Companies surveyed for the index say they are still having some difficulty finding workers, due to a historically low 3.6 percent unemployment rate.
US job openings fell in September
WASHINGTON — U.S. employers advertised fewer open jobs in September compared with the previous month, but the number of open jobs remains high by historic standards.
The Labor Department said Tuesday that the number of available jobs fell to 7 million, from 7.3 million in August. Job openings peaked at 7.6 million in November and have slowly declined since.
Overall hiring increased in September while the number of Americans quitting their jobs fell. Quits are typically a good sign because most workers leave a job when they have found a new one, often for better pay.
Despite the decline in openings, the report suggests the job market broadly remains healthy. The number of unemployed workers has also fallen, leaving 1.2 open jobs, on average, for every unemployed person.
New Orleans opens new airport terminal
NEW ORLEANS — The old Louis Armstrong New Orleans International Airport will soon be a thing of the past.
City and state officials Tuesday cut the ribbon on the city's new $1.3 billion airport terminal which is scheduled to open to the public Wednesday. The terminal had been scheduled to open in May 2018, but the opening was pushed back after various delays.
The 927,000-square-foot building will feature several amenities, including three rooms for mothers to bring small children, music venues, and charging locations at 50 percent of the seats at the gates. There are also 8,000 parking spaces available.
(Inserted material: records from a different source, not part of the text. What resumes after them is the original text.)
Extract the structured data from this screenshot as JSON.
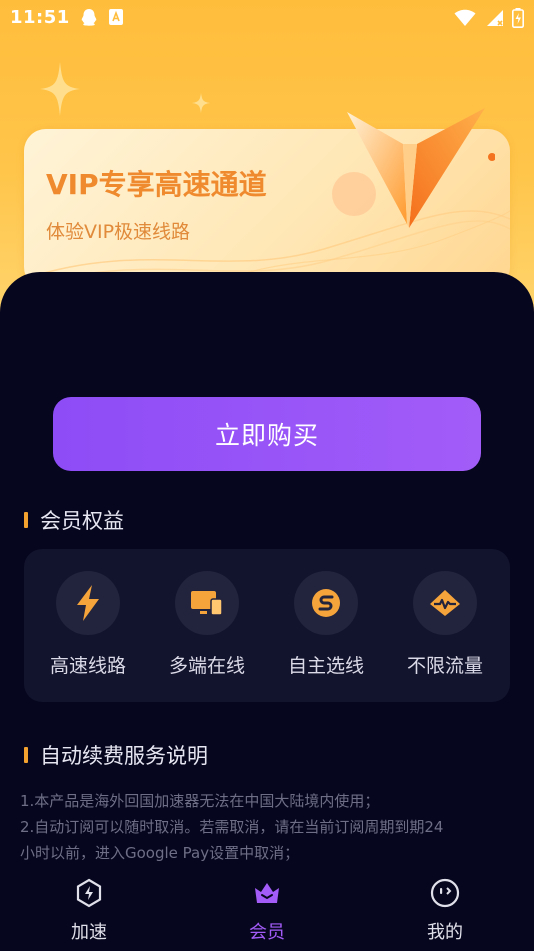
{
  "status_bar": {
    "time": "11:51"
  },
  "banner": {
    "title": "VIP专享高速通道",
    "subtitle": "体验VIP极速线路"
  },
  "buy_button": {
    "label": "立即购买"
  },
  "benefits": {
    "title": "会员权益",
    "items": [
      {
        "label": "高速线路",
        "icon": "lightning-icon"
      },
      {
        "label": "多端在线",
        "icon": "multi-device-icon"
      },
      {
        "label": "自主选线",
        "icon": "route-select-icon"
      },
      {
        "label": "不限流量",
        "icon": "unlimited-traffic-icon"
      }
    ]
  },
  "renewal": {
    "title": "自动续费服务说明",
    "lines": [
      "1.本产品是海外回国加速器无法在中国大陆境内使用；",
      "2.自动订阅可以随时取消。若需取消，请在当前订阅周期到期24",
      "小时以前，进入Google Pay设置中取消；"
    ]
  },
  "tabs": [
    {
      "label": "加速",
      "icon": "speed-icon",
      "active": false
    },
    {
      "label": "会员",
      "icon": "crown-icon",
      "active": true
    },
    {
      "label": "我的",
      "icon": "profile-icon",
      "active": false
    }
  ],
  "colors": {
    "accent": "#a35cf7",
    "orange": "#ef8a2e",
    "panel": "#06061f"
  }
}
All flights scheduled to arrive at the old terminal after 8 p.m. Tuesday will be moved to the new terminal, excluding three Southwest Airlines flights.
Prada loan is tied to eco-metrics
MILAN — The Prada fashion group has signed what is billed as the first business loan in the luxury goods sector linking the annual interest rate to practices that help the environment.
Prada said Tuesday that the five-year, $55 million loan with Credit Agricole Group will see interest rates lowered based on "achievement of ambitious targets related to sustainability."
The targets include the number of stores that meet defined standards for "green" buildings, education workshops for employees and the use of regenerated nylon in collections.
The fashion world, recognized as the second most polluting industry after oil, has been working in recent years to adopt more environment-friendly practices. Prada's efforts include a project, called Prada Re-Nylon, to use recycled nylon made from plastic recovered from oceans in its trademark nylon bags.